== Segment start ==

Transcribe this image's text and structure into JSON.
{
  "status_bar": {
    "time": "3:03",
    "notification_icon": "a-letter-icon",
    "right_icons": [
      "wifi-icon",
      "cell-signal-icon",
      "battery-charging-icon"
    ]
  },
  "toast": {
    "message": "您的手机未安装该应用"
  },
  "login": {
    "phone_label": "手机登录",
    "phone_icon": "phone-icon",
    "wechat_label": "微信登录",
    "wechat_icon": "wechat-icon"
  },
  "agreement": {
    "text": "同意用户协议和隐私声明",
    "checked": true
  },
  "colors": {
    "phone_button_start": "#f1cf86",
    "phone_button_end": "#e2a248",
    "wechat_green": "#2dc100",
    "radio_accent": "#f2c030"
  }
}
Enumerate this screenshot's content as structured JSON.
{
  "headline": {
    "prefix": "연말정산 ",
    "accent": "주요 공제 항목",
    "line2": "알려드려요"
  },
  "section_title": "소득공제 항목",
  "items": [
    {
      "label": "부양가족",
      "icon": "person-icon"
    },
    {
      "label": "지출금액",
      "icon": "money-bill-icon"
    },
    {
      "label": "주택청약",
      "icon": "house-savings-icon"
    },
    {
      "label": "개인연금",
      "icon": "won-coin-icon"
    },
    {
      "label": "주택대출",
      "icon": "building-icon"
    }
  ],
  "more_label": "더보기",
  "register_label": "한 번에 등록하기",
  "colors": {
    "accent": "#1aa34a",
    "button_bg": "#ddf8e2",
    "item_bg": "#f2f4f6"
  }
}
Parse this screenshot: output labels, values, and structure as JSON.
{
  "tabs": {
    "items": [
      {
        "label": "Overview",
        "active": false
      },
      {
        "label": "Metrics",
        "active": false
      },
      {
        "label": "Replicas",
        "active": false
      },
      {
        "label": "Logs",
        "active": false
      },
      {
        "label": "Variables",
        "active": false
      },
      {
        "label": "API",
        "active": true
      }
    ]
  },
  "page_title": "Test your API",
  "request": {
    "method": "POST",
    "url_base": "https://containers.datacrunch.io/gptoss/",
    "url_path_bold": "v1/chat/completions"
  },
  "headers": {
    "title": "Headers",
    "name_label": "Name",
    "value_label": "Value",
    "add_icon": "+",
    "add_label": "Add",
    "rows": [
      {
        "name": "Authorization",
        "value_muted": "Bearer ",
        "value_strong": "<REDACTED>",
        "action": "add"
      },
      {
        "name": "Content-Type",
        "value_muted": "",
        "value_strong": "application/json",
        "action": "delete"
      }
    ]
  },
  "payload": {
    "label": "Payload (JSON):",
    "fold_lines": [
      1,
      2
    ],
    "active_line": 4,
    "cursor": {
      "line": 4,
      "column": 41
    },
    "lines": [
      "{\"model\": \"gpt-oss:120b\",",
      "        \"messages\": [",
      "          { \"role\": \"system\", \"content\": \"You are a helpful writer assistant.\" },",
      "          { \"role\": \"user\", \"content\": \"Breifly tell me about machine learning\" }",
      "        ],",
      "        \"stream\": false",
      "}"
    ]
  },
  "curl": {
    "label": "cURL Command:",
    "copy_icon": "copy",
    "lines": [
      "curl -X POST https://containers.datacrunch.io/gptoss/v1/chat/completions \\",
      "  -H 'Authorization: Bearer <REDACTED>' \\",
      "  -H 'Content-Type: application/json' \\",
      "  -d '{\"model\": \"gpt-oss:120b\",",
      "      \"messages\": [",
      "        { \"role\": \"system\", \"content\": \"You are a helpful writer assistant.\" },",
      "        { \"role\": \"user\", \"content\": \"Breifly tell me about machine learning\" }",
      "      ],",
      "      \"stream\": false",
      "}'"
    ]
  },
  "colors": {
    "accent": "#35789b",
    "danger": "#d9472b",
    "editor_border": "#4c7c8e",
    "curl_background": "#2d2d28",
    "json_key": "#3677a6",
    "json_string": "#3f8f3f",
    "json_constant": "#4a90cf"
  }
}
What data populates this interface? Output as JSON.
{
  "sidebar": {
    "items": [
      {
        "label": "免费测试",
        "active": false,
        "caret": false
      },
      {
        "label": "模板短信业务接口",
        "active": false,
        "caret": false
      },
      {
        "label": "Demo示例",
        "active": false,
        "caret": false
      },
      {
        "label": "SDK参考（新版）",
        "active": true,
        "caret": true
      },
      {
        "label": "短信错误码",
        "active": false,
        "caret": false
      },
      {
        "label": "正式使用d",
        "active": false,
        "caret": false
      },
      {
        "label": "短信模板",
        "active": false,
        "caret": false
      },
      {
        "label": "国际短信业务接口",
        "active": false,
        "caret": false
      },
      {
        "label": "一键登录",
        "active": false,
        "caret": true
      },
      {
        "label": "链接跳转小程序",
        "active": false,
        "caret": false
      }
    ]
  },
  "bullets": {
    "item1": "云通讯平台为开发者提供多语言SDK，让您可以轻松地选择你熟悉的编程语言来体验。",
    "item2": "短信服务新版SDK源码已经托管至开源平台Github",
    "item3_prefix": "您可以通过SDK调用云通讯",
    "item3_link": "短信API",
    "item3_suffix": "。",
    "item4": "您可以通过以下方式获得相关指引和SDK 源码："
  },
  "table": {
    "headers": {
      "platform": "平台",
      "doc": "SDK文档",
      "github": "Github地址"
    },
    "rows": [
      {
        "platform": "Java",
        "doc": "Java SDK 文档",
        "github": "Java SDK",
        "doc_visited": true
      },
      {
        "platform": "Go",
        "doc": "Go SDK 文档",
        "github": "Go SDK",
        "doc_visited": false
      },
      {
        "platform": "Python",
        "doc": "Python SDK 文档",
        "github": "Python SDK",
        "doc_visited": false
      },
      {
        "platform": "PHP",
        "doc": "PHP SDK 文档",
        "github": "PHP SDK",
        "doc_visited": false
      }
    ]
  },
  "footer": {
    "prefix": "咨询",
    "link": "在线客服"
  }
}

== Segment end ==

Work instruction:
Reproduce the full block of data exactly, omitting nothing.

Output of the exercise:
Transcribe this image's text and structure into JSON.
{
  "status_bar": {
    "time": "3:03",
    "notification_icon": "a-letter-icon",
    "right_icons": [
      "wifi-icon",
      "cell-signal-icon",
      "battery-charging-icon"
    ]
  },
  "toast": {
    "message": "您的手机未安装该应用"
  },
  "login": {
    "phone_label": "手机登录",
    "phone_icon": "phone-icon",
    "wechat_label": "微信登录",
    "wechat_icon": "wechat-icon"
  },
  "agreement": {
    "text": "同意用户协议和隐私声明",
    "checked": true
  },
  "colors": {
    "phone_button_start": "#f1cf86",
    "phone_button_end": "#e2a248",
    "wechat_green": "#2dc100",
    "radio_accent": "#f2c030"
  }
}
Enumerate this screenshot's content as structured JSON.
{
  "headline": {
    "prefix": "연말정산 ",
    "accent": "주요 공제 항목",
    "line2": "알려드려요"
  },
  "section_title": "소득공제 항목",
  "items": [
    {
      "label": "부양가족",
      "icon": "person-icon"
    },
    {
      "label": "지출금액",
      "icon": "money-bill-icon"
    },
    {
      "label": "주택청약",
      "icon": "house-savings-icon"
    },
    {
      "label": "개인연금",
      "icon": "won-coin-icon"
    },
    {
      "label": "주택대출",
      "icon": "building-icon"
    }
  ],
  "more_label": "더보기",
  "register_label": "한 번에 등록하기",
  "colors": {
    "accent": "#1aa34a",
    "button_bg": "#ddf8e2",
    "item_bg": "#f2f4f6"
  }
}
Parse this screenshot: output labels, values, and structure as JSON.
{
  "tabs": {
    "items": [
      {
        "label": "Overview",
        "active": false
      },
      {
        "label": "Metrics",
        "active": false
      },
      {
        "label": "Replicas",
        "active": false
      },
      {
        "label": "Logs",
        "active": false
      },
      {
        "label": "Variables",
        "active": false
      },
      {
        "label": "API",
        "active": true
      }
    ]
  },
  "page_title": "Test your API",
  "request": {
    "method": "POST",
    "url_base": "https://containers.datacrunch.io/gptoss/",
    "url_path_bold": "v1/chat/completions"
  },
  "headers": {
    "title": "Headers",
    "name_label": "Name",
    "value_label": "Value",
    "add_icon": "+",
    "add_label": "Add",
    "rows": [
      {
        "name": "Authorization",
        "value_muted": "Bearer ",
        "value_strong": "<REDACTED>",
        "action": "add"
      },
      {
        "name": "Content-Type",
        "value_muted": "",
        "value_strong": "application/json",
        "action": "delete"
      }
    ]
  },
  "payload": {
    "label": "Payload (JSON):",
    "fold_lines": [
      1,
      2
    ],
    "active_line": 4,
    "cursor": {
      "line": 4,
      "column": 41
    },
    "lines": [
      "{\"model\": \"gpt-oss:120b\",",
      "        \"messages\": [",
      "          { \"role\": \"system\", \"content\": \"You are a helpful writer assistant.\" },",
      "          { \"role\": \"user\", \"content\": \"Breifly tell me about machine learning\" }",
      "        ],",
      "        \"stream\": false",
      "}"
    ]
  },
  "curl": {
    "label": "cURL Command:",
    "copy_icon": "copy",
    "lines": [
      "curl -X POST https://containers.datacrunch.io/gptoss/v1/chat/completions \\",
      "  -H 'Authorization: Bearer <REDACTED>' \\",
      "  -H 'Content-Type: application/json' \\",
      "  -d '{\"model\": \"gpt-oss:120b\",",
      "      \"messages\": [",
      "        { \"role\": \"system\", \"content\": \"You are a helpful writer assistant.\" },",
      "        { \"role\": \"user\", \"content\": \"Breifly tell me about machine learning\" }",
      "      ],",
      "      \"stream\": false",
      "}'"
    ]
  },
  "colors": {
    "accent": "#35789b",
    "danger": "#d9472b",
    "editor_border": "#4c7c8e",
    "curl_background": "#2d2d28",
    "json_key": "#3677a6",
    "json_string": "#3f8f3f",
    "json_constant": "#4a90cf"
  }
}
What data populates this interface? Output as JSON.
{
  "sidebar": {
    "items": [
      {
        "label": "免费测试",
        "active": false,
        "caret": false
      },
      {
        "label": "模板短信业务接口",
        "active": false,
        "caret": false
      },
      {
        "label": "Demo示例",
        "active": false,
        "caret": false
      },
      {
        "label": "SDK参考（新版）",
        "active": true,
        "caret": true
      },
      {
        "label": "短信错误码",
        "active": false,
        "caret": false
      },
      {
        "label": "正式使用d",
        "active": false,
        "caret": false
      },
      {
        "label": "短信模板",
        "active": false,
        "caret": false
      },
      {
        "label": "国际短信业务接口",
        "active": false,
        "caret": false
      },
      {
        "label": "一键登录",
        "active": false,
        "caret": true
      },
      {
        "label": "链接跳转小程序",
        "active": false,
        "caret": false
      }
    ]
  },
  "bullets": {
    "item1": "云通讯平台为开发者提供多语言SDK，让您可以轻松地选择你熟悉的编程语言来体验。",
    "item2": "短信服务新版SDK源码已经托管至开源平台Github",
    "item3_prefix": "您可以通过SDK调用云通讯",
    "item3_link": "短信API",
    "item3_suffix": "。",
    "item4": "您可以通过以下方式获得相关指引和SDK 源码："
  },
  "table": {
    "headers": {
      "platform": "平台",
      "doc": "SDK文档",
      "github": "Github地址"
    },
    "rows": [
      {
        "platform": "Java",
        "doc": "Java SDK 文档",
        "github": "Java SDK",
        "doc_visited": true
      },
      {
        "platform": "Go",
        "doc": "Go SDK 文档",
        "github": "Go SDK",
        "doc_visited": false
      },
      {
        "platform": "Python",
        "doc": "Python SDK 文档",
        "github": "Python SDK",
        "doc_visited": false
      },
      {
        "platform": "PHP",
        "doc": "PHP SDK 文档",
        "github": "PHP SDK",
        "doc_visited": false
      }
    ]
  },
  "footer": {
    "prefix": "咨询",
    "link": "在线客服"
  }
}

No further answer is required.